All Minnesota students need to be prepared to move successfully from middle school to high school and into an increasingly wide array of postsecondary options. The Minnesota Department of Education helps Minnesota students and educators address the opportunities and new expectations of the 21st century, including global competition, rapidly changing technologies, and the emergence of careers unheard of a generation ago.

We provide and support the development of quality tools and strategies, centralize and disseminate resources, and develop and promote models that successfully implement multiple pathways to postsecondary training or college.

The Minnesota Legislature appropriated $4.5 million dollars to provide financial incentives to schools for student exam subsidies and teacher training for the Advanced Placement and International Baccalaureate programs.

The Advanced Placement (AP) program provides opportunities for rigorous, challenging learning as part of the regular course offerings for public and non-public students in secondary schools. Scholarships are available for public and non-public teachers attending in-depth summer AP training. 

AP Exam subsidies are available for public and non-public school students for both fee-reduced (low-income) and non-fee-reduced students.  The state will reimburse $53 per exam for category one (fee-reduced, low-income) students and $50 per exam for exams taken by category two (non-fee-reduced) students in 2012.

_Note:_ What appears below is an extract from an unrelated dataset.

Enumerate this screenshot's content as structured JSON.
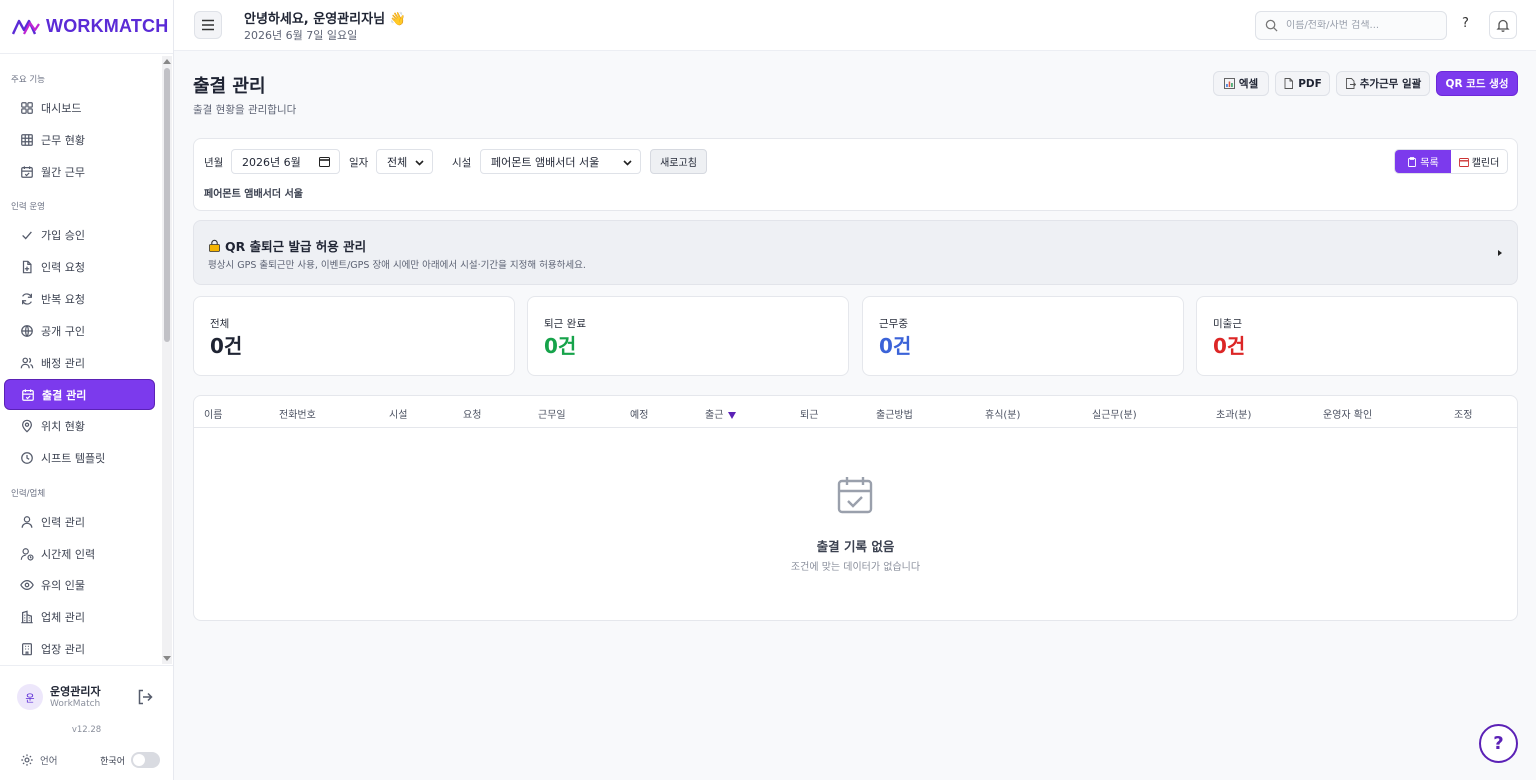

To qualify for exam fee reimbursement for your students, each school must complete and submit the 2012 Advanced Placement Program Application. Schools are responsible for adhering to all deadlines in order to receive reimbursement for qualifying student exams. Policy and procedures for AP Exam Reimbursement can be found below.

The International Baccalaureate (IB) program is recognized as a superior education, preparing students for rigorous academic work so they may succeed at postsecondary institutions around the world. The program encourages students to think from an international perspective while first developing an understanding of their own cultural and national identity. Students learn a second language and develop the skills to live and work with others internationally—essential for life in the 21st century.

Information on teacher training, as well as program policies and procedures for both programs is available in our Related Resources section.